Billionaire match online dating service
But we are going to be expecting you to have accomplished something in your professional career to compensate for that. “We don’t plan to grow that number until we have the product,” said Bradford. Daniel Ratcliffe, 25, also did not have to wait too long before making it into The League.
Maybe you didn’t go to Oxford, but you started a non-profit to help underprivileged children in Africa and you’ve run that company from the ground-up. Krista White, 23, lives in Silicon Valley, California and works in public relations. She has been on the waitlist for The League since February. “When you first sign up for it, it puts you on a waitlist.
Bradford hopes the dating pool represents many different industries. We don’t want everyone that’s an MBA or a doctor,” she told the Guardian.
According to Bradford, the recipe for getting into The League is not “cut and dry”.
“A lot of dating sites are trying to distance your professional life and your dating life as if they were two separate things.
But to understand someone fully, I think you need both aspects of them, because as much as we try to say we are not our job, a part of us is our job,” he told the Guardian.
He, too, likes that his dating profile on The League looks more professional and that he is able to connect with other hard-working people his age. “We really believe that people know what they want and we let them be picky and have high standards,” Bradford told the Guardian. We don’t see a ton of users doing that – probably about 10% or so do have strong preferences around ethnicity.” According to her, the members will first be showed matches that fit their preferences, “but once they run out of those matches, then we will show them everyone. Ratcliffe said that he did not use the ethnicity filter.
“I think that’s absurd and ridiculous, but as an African American woman in the dating pool, it would be nice to know that someone I was matched with doesn’t not like black girls,” said White.

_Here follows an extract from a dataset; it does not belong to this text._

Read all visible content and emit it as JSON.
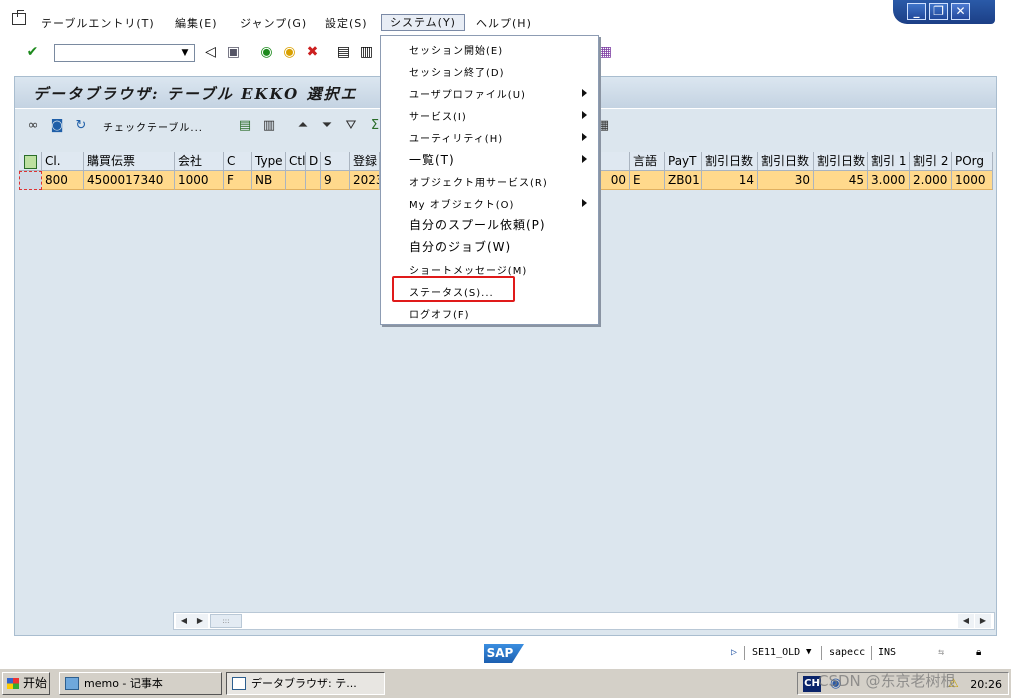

There would be a line at the door with a strict doorman and inside would be a collection of beautiful people, all deemed special because they’d made it past the velvet rope. “Our requirements for women are just as rigorous as our requirements for men.That to me is a just as impressive, if not more, than someone who went to Tier 1 university.” That’s not to say The League isn’t exclusive. “Right now I am like No 8,000 out of 100,000,” she told the Guardian. I don’t know.” Unlike White, Nguyen spent just “a couple of days” on the wait list before getting drafted into The League. I was like No 11,000 and I thought: ‘Oh, I guess this isn’t going to happen’,” said Ratcliffe, who lives in East Village in New York City and works in digital entertainment and media.“Then a couple of days later, I got an email saying that I had been approved and I have been on it ever since.In order to join, potential users are screened and selected based on their education and professional history.Not everyone gets in – only the cream of the crop get the email informing them that they have “been drafted into The League”.